* [TASK TO CARRY OUT]:
Images should be omitted while the rest of the data is duplicated exactly.
*** ENTRIES PROVIDED ***
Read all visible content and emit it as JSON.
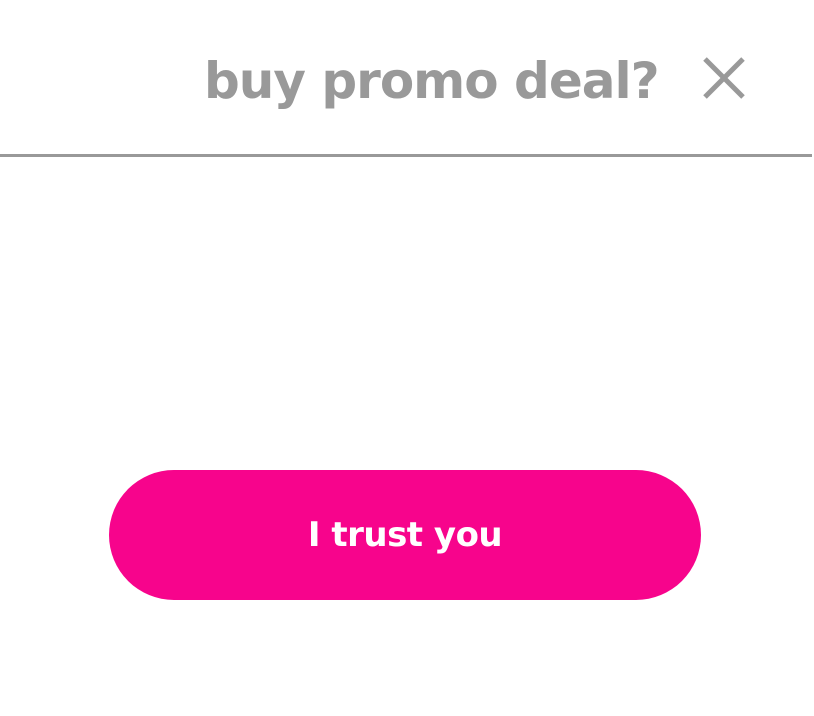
{
  "dialog": {
    "title": "buy promo deal?",
    "close_icon": "close-icon",
    "confirm_label": "I trust you"
  },
  "colors": {
    "title_text": "#999999",
    "divider": "#999999",
    "close_icon": "#999999",
    "accent": "#f7048c",
    "button_text": "#ffffff",
    "background": "#ffffff"
  }
}
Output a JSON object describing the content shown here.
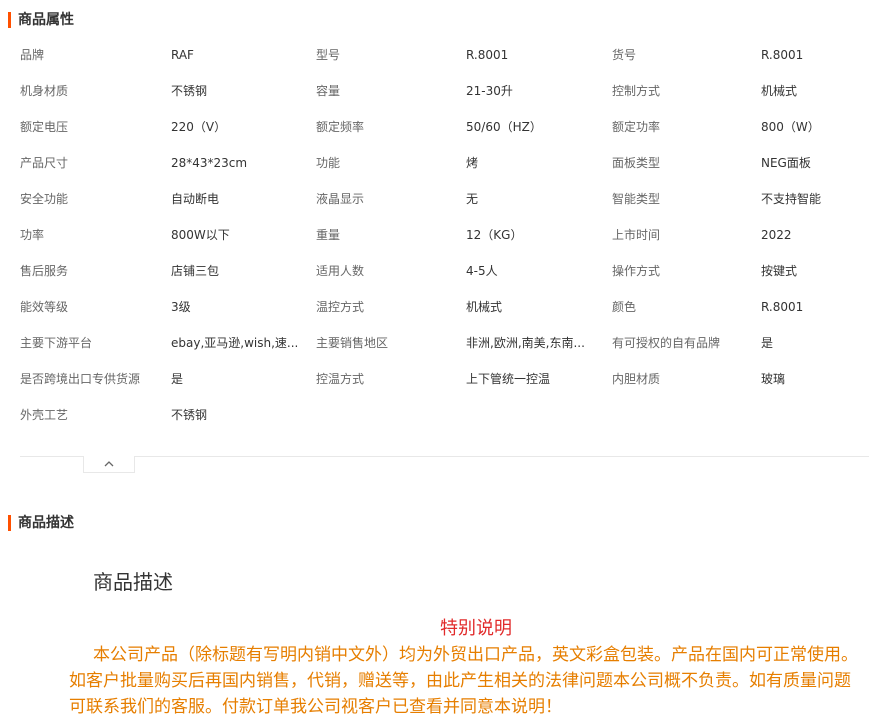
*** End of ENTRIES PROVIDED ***
* [RESULT FOR THIS TASK]:
Read all visible content and emit it as JSON.
{
  "dialog": {
    "title": "buy promo deal?",
    "close_icon": "close-icon",
    "confirm_label": "I trust you"
  },
  "colors": {
    "title_text": "#999999",
    "divider": "#999999",
    "close_icon": "#999999",
    "accent": "#f7048c",
    "button_text": "#ffffff",
    "background": "#ffffff"
  }
}
Output a JSON object describing the content shown here.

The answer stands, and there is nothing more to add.